On Tuesday, President Trump said he would not allow Dr. Anthony Fauci, a key public health official on the Coronavirus Task Force, to testify before a House committee for political reasons. "The House is a bunch of Trump haters. They frankly want our situation to be unsuccessful, which means death. They want us to fail so they can win an election, which they're not gonna win," the president said before his trip to Arizona.
Those words did not sit well with Senator Chris Murphy, a Democrat from Connecticut.
"The president is saying Democrats are rooting for people to die because they think they're going to gain some political advantage over this misery persisting. That is disgusting," Murphy told Major Garrett for the CBS podcast "Debriefing the Briefing."
Fauci will, however, appear before the Republican-controlled Senate on May 12. Democrats are insisting on greater oversight of the roughly $3 trillion congress passed for coronavirus relief.
Senators returned to Washington this week, with many wearing masks and with new social distancing guidelines in place inside the Capitol complex.
The Senate is considering a series of nominations including that of John Ratcliffe, a Republican member of the House and the president's pick to lead the intelligence community.
"If we're passing legislation that's going to help beat this virus, then I'm willing to be in Washington," Murphy said, "But if we're doing other business that could easily wait, then let's put the safety of the folks who work in the Capitol first." He added that confirming judges does not relate to the pandemic.
Murphy also expressed concern about the president's rhetoric and armed protesters who, upset with stay-at-home restrictions, have marched on state capitols. "It scares the hell out of me," Murphy said. "I worry at some point [they] won't just be brandishing weapons but ultimately fire one of those weapons if the president continues to egg them on."
"I just want to warn the president, these folks listen to him," Murphy added, thought he stopped short of saying President Trump would bear responsibility for a violent act.
On Tuesday, the coronavirus death toll in the U.S. surged past 70,000 and recent projections indicate the crisis may not abate soon. There is worry among public health officials about a second or third wave of cases in the fall and winter.

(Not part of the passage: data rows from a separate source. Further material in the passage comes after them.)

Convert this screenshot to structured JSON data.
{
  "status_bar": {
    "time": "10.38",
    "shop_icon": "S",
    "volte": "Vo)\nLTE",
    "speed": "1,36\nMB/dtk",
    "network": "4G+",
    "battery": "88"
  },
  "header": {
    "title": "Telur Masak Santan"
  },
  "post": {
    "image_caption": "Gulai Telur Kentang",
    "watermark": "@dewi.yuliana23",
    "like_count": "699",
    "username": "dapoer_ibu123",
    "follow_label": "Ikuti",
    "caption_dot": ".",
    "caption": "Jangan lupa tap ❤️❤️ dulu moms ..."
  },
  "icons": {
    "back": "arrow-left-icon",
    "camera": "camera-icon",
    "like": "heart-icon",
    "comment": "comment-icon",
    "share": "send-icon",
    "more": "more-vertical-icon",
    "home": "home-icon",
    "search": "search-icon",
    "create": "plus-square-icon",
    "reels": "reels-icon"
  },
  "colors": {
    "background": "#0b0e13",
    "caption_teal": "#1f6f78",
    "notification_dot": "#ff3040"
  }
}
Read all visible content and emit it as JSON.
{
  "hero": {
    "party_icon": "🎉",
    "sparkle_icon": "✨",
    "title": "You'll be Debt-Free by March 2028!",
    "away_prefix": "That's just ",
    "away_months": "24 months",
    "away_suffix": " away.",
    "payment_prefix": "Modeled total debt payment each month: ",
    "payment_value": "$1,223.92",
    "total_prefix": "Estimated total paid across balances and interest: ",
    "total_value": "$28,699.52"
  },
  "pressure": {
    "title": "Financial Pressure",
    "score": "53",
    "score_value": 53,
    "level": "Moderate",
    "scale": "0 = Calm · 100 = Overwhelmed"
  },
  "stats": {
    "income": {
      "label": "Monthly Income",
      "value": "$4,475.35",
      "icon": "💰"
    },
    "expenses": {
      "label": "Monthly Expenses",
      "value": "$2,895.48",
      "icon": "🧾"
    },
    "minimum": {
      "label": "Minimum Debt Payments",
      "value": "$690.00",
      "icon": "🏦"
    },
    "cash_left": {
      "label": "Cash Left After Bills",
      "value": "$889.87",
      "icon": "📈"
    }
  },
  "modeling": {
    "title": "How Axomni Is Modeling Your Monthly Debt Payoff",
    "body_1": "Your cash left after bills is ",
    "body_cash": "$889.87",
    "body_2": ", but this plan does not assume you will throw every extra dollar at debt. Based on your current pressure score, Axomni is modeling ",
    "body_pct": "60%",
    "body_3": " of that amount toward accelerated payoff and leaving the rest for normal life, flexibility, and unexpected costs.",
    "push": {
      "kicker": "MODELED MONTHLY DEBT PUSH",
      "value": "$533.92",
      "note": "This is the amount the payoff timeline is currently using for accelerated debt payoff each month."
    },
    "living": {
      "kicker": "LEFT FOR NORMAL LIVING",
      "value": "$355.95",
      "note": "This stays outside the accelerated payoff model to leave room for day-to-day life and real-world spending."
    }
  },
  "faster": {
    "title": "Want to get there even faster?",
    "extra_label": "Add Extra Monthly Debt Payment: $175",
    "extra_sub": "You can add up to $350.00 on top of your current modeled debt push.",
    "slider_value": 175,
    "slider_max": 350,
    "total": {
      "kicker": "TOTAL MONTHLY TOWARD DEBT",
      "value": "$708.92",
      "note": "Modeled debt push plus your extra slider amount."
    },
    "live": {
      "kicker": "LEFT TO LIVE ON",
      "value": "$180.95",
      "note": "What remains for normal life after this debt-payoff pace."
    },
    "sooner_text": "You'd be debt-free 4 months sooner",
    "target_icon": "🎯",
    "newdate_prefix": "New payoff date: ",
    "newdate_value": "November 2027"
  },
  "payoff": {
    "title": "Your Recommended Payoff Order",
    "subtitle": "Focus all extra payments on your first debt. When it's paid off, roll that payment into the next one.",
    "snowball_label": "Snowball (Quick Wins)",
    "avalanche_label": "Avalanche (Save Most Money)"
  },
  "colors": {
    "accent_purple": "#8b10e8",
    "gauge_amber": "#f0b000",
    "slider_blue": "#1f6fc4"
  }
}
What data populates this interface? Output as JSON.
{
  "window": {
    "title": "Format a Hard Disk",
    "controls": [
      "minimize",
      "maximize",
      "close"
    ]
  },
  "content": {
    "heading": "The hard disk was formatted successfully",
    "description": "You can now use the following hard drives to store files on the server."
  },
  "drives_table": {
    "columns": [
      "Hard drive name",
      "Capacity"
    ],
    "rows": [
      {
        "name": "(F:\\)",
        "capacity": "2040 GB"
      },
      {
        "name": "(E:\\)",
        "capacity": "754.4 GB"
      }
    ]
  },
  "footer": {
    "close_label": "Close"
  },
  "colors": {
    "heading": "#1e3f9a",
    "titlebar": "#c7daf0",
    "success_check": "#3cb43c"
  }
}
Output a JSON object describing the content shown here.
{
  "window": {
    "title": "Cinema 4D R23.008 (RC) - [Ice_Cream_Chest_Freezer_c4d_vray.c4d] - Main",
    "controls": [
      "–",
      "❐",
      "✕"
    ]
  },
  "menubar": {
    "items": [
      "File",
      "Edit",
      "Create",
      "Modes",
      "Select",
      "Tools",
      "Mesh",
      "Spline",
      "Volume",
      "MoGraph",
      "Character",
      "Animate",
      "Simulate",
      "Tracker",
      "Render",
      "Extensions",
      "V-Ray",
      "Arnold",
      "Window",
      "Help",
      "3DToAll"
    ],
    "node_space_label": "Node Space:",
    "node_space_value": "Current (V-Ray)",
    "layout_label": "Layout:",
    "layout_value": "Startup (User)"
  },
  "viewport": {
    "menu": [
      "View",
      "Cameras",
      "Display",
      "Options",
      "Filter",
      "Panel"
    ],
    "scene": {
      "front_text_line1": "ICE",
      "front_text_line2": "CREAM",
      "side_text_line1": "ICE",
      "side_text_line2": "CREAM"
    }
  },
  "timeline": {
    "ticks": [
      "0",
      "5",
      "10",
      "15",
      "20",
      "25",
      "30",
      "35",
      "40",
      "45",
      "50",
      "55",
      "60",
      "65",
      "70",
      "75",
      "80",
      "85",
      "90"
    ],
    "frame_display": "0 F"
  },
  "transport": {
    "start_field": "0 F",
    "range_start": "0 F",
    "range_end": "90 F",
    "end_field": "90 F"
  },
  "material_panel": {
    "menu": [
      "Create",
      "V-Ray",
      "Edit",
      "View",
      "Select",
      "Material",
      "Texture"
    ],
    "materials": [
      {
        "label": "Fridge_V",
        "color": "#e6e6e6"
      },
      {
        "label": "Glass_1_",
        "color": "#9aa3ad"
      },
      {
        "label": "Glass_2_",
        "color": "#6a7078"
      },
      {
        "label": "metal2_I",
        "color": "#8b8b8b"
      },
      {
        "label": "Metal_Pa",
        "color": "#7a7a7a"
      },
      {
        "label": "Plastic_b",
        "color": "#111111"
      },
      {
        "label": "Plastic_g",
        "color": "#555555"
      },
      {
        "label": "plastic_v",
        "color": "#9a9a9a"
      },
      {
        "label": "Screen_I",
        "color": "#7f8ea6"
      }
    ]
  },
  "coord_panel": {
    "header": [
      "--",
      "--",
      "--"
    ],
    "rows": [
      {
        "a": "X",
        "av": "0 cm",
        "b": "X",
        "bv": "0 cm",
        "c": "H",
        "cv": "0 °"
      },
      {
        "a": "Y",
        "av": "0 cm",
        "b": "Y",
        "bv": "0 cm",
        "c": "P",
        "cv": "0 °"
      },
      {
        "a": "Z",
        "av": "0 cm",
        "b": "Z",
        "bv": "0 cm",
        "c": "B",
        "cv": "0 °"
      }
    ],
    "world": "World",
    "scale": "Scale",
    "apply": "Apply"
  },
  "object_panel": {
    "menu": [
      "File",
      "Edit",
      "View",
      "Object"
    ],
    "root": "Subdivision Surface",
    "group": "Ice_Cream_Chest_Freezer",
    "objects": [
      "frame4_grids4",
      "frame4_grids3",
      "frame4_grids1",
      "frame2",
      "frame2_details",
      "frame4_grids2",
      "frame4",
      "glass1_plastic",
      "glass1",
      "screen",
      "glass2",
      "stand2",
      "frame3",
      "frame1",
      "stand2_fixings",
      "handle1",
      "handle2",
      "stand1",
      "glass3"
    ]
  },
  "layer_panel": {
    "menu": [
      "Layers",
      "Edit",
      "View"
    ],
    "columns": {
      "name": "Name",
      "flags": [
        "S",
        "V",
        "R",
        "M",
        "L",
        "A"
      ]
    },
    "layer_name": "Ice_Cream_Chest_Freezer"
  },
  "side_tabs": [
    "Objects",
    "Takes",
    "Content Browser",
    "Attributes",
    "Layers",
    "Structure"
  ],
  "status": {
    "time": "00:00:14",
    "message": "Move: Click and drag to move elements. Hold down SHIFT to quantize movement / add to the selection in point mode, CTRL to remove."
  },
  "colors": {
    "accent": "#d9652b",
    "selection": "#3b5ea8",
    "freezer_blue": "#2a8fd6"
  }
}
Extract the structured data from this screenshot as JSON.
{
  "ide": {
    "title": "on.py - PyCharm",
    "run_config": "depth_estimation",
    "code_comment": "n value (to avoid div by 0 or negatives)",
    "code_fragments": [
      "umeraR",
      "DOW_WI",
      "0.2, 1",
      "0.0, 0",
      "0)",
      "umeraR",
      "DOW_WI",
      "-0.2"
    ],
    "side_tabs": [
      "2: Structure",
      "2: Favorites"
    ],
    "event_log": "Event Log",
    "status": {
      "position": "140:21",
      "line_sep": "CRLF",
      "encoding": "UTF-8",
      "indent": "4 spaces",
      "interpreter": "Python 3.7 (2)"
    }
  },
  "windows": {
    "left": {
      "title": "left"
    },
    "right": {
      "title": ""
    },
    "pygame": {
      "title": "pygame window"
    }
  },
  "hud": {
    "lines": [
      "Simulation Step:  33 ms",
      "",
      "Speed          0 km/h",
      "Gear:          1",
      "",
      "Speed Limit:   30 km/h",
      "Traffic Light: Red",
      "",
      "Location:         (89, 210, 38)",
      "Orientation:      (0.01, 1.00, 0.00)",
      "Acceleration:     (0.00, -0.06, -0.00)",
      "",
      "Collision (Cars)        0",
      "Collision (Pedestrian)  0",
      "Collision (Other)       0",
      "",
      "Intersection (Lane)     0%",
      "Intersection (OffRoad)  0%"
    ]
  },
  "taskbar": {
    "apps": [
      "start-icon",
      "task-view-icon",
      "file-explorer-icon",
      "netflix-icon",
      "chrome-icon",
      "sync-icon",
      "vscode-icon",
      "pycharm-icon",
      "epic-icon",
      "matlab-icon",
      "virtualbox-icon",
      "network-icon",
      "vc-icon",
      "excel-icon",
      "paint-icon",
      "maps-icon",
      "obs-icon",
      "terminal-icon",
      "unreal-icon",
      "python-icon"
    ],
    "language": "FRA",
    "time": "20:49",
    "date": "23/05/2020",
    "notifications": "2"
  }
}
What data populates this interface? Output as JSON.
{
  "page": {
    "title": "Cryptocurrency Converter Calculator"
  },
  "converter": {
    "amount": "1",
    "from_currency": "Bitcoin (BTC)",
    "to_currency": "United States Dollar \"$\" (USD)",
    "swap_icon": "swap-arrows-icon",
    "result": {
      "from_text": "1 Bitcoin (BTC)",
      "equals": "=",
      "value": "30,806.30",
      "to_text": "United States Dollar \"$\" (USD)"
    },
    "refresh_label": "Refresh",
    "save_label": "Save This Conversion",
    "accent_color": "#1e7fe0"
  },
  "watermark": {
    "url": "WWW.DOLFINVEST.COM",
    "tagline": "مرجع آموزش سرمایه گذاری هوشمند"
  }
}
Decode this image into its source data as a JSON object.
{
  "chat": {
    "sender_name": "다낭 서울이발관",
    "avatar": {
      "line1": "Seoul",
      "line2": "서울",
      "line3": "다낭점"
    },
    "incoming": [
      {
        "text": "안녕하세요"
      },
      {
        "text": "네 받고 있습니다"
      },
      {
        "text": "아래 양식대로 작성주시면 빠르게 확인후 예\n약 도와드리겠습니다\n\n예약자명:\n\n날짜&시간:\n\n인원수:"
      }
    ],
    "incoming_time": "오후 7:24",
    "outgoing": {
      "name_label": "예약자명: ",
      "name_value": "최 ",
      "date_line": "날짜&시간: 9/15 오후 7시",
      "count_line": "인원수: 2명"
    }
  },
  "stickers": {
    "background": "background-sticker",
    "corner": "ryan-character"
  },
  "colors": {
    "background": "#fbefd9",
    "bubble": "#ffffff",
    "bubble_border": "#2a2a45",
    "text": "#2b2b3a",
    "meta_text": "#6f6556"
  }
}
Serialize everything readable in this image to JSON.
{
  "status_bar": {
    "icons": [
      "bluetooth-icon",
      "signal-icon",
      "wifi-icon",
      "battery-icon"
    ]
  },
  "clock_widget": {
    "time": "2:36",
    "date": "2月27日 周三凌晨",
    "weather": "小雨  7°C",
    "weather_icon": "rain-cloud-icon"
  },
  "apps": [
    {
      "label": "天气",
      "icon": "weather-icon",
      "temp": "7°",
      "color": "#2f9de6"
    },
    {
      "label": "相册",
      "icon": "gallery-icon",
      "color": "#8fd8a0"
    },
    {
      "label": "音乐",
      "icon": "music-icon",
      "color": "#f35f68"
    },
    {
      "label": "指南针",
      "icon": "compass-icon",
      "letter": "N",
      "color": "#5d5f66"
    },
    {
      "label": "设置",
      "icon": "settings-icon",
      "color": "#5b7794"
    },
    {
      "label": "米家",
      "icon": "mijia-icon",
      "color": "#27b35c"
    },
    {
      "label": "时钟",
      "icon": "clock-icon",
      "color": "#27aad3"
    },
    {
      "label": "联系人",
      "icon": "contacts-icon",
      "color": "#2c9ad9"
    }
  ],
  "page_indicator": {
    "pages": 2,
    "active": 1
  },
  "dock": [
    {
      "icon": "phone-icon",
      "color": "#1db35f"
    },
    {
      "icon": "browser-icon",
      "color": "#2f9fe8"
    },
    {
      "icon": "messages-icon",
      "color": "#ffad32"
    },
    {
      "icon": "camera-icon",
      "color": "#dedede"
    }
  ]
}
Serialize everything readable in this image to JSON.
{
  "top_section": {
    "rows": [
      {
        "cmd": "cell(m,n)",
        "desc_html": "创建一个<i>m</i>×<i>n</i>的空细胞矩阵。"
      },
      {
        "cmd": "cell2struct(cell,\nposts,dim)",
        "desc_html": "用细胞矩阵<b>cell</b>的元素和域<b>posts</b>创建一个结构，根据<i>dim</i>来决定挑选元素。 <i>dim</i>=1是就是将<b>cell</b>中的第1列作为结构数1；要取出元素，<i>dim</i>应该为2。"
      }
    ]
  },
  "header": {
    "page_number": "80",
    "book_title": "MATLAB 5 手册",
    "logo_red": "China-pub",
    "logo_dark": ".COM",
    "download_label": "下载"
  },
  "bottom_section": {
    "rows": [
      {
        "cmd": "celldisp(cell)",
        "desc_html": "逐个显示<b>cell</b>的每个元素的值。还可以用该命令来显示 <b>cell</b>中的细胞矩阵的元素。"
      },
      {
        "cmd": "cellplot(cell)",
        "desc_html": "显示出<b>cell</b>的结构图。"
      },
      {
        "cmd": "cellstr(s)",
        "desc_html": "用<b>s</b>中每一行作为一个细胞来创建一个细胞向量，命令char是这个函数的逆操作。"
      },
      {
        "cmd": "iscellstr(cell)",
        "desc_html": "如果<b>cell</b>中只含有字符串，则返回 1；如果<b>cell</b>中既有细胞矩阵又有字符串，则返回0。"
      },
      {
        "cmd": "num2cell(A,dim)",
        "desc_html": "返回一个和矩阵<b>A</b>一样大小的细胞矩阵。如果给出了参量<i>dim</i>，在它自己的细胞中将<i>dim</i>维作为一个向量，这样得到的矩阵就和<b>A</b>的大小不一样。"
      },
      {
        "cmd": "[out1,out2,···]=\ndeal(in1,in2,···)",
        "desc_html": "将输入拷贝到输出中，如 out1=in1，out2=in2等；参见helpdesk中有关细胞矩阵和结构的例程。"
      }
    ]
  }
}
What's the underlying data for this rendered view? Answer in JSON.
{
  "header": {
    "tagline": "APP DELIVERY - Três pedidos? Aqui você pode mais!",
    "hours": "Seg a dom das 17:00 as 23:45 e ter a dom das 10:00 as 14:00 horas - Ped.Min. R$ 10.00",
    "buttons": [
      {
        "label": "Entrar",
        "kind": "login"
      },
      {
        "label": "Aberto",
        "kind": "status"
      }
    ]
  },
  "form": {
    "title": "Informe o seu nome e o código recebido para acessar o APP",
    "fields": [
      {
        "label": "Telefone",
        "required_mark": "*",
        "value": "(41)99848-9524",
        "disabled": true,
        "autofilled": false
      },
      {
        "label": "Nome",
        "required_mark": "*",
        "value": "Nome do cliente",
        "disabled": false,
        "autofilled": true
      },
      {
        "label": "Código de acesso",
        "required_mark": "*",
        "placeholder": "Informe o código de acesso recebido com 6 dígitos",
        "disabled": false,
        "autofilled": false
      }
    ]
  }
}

Murphy, who sits on the Senate Foreign Relations Committee, said the Chinese government has an "enormous amount to answer for…the world has to have a reckoning with China about their disastrous mishandling of this virus, especially in the early days."
He believes that China was late in admitting the virus easily transferred between humans and blames Beijing for withholding critical scientific data.
Although Mr. Trump was initially complimentary of Chinese President Xi Jinping's handling of the outbreak, he has also deflected criticism from himself by citing China for bungling its response and failing to share accurate data.